Return each line of the listing that follows in which the string "username" can be found.

→ Excerpted data
[Start of section]

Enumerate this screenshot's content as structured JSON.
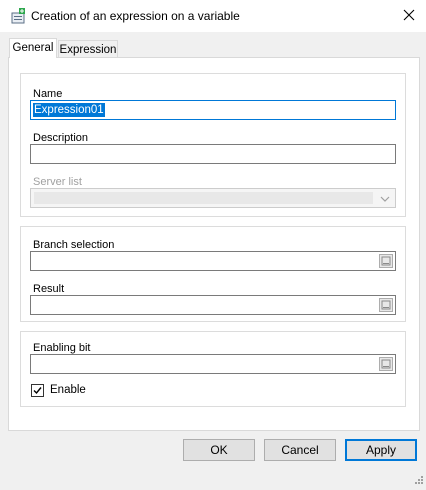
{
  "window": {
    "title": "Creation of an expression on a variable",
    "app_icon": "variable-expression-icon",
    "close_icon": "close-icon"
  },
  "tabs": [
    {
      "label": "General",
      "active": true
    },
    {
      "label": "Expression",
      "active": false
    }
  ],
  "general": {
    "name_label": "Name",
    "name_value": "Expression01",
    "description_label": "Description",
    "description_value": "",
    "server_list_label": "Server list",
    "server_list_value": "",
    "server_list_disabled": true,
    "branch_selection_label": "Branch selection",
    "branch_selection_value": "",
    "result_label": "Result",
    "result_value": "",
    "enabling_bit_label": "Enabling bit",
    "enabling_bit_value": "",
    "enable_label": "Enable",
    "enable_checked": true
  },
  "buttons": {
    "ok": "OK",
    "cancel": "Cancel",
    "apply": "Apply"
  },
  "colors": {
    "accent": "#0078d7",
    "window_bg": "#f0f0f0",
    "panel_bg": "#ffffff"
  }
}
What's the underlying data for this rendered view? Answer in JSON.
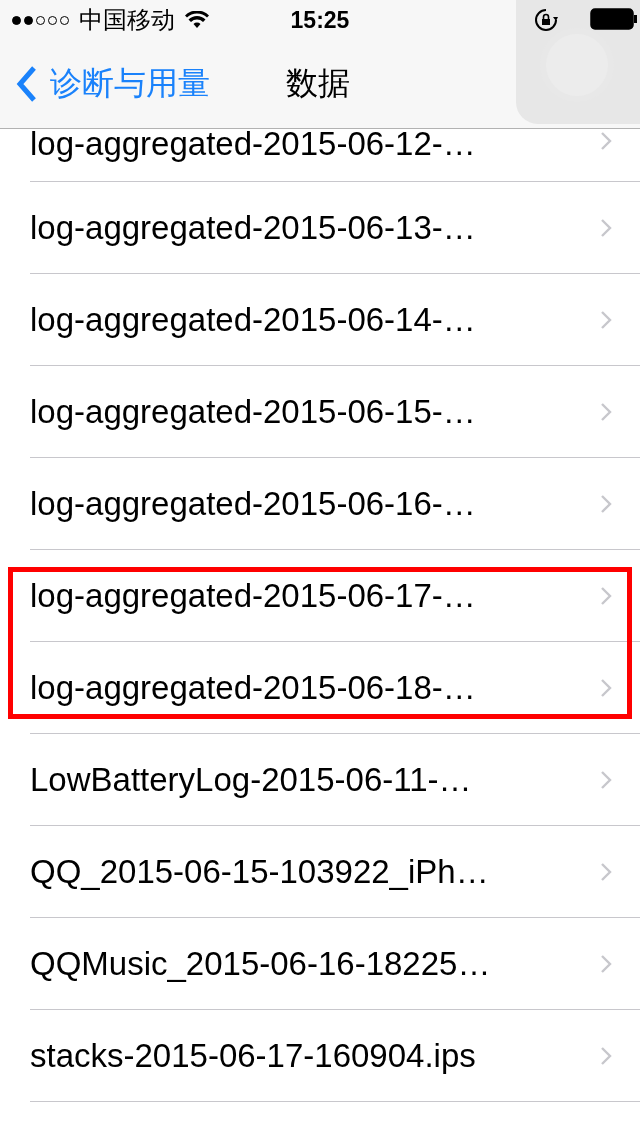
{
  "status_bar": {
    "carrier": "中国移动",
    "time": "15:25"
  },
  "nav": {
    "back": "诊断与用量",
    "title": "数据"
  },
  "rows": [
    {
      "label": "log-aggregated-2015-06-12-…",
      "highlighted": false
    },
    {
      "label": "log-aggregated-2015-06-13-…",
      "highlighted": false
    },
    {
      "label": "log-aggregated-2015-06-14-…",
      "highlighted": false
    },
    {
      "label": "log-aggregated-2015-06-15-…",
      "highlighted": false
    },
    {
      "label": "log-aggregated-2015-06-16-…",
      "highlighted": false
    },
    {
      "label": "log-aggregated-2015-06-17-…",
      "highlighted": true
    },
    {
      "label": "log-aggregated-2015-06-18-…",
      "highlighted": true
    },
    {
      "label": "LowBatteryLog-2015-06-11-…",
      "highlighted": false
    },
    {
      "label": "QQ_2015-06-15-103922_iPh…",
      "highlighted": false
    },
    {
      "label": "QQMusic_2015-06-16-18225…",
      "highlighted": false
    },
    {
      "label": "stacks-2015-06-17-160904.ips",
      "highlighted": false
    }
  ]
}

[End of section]
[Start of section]

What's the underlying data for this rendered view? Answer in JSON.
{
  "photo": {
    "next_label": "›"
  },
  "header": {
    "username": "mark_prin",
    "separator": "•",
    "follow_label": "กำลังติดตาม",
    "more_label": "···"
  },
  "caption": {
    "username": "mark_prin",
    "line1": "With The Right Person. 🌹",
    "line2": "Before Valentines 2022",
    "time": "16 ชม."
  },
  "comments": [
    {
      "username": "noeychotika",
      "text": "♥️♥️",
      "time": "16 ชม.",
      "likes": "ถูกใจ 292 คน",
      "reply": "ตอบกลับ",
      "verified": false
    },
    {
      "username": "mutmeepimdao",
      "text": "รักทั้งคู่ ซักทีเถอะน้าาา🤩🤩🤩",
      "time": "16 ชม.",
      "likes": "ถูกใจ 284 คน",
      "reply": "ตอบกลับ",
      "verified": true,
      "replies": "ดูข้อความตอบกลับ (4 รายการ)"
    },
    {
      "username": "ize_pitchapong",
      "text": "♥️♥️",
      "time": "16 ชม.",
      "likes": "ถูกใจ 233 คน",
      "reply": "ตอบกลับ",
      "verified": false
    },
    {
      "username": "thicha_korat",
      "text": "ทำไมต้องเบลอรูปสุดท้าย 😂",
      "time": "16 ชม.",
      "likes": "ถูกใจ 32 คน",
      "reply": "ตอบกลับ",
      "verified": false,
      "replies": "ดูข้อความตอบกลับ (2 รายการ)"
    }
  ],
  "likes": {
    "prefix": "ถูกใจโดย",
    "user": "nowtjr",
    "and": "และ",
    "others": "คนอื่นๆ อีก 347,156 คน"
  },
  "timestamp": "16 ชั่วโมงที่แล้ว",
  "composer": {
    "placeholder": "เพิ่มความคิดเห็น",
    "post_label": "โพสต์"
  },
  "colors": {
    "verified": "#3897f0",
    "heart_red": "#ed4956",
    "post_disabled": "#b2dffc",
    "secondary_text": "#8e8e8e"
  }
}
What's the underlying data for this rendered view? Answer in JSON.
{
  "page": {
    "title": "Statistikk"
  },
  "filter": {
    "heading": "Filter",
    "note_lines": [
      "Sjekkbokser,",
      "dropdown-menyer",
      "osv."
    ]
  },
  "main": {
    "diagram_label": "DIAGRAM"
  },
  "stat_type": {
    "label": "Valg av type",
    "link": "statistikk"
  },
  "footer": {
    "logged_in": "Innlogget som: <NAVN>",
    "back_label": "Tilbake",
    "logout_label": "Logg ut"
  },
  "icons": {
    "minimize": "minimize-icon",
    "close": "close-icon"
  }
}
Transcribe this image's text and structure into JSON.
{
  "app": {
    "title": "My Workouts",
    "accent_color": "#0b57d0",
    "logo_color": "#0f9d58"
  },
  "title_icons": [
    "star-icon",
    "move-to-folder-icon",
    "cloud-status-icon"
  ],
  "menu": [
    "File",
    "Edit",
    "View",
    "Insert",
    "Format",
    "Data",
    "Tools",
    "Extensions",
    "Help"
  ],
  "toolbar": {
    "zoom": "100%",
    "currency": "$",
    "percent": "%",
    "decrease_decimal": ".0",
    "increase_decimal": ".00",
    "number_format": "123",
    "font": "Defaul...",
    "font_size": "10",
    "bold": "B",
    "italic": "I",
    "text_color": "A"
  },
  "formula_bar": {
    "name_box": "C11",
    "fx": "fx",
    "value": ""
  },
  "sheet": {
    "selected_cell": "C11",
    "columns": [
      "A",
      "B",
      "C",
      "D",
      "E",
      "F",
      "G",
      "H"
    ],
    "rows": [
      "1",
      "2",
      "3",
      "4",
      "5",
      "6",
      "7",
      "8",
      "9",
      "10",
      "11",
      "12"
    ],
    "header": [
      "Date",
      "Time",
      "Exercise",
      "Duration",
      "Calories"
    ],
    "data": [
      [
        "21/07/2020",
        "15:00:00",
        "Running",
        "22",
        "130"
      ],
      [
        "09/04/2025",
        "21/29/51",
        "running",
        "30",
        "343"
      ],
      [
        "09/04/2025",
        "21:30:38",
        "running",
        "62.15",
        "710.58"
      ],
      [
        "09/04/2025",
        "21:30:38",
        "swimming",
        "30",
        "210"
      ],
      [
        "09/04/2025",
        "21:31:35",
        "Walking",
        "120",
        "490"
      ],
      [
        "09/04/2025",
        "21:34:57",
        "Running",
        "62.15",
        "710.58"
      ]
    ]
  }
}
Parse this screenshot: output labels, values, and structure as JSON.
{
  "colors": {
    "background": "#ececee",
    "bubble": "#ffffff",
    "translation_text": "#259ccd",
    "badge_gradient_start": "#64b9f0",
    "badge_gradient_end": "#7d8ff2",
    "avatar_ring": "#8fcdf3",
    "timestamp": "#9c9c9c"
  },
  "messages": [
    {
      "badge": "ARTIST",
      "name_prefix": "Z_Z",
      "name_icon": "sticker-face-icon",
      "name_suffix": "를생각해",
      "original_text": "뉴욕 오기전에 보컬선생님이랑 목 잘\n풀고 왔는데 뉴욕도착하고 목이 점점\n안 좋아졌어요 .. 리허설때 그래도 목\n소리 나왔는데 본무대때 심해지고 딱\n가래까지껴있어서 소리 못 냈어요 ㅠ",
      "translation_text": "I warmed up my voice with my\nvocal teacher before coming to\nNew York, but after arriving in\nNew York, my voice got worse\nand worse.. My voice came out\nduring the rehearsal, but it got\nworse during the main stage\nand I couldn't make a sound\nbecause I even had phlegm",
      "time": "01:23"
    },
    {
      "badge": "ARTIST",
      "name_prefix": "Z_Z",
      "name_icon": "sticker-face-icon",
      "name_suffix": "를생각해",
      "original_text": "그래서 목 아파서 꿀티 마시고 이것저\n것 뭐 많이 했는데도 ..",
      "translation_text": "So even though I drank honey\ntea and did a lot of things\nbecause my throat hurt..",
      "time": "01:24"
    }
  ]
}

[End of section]
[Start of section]

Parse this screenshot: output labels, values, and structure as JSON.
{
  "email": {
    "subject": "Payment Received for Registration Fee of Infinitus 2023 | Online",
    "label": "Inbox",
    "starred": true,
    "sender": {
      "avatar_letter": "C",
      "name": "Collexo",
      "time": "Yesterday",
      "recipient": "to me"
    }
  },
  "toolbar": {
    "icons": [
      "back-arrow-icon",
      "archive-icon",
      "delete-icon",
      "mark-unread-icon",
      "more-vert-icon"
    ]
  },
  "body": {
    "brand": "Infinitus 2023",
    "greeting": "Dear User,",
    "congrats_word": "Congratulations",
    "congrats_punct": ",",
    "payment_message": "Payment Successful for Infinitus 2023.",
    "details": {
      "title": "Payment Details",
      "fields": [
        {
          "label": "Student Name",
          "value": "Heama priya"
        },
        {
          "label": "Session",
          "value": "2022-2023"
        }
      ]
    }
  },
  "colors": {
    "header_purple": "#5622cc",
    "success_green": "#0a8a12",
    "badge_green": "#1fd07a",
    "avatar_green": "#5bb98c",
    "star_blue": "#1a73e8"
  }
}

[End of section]

→ Reply to the task
    "username": "mark_prin",
    "username": "mark_prin",
      "username": "noeychotika",
      "username": "mutmeepimdao",
      "username": "ize_pitchapong",
      "username": "thicha_korat",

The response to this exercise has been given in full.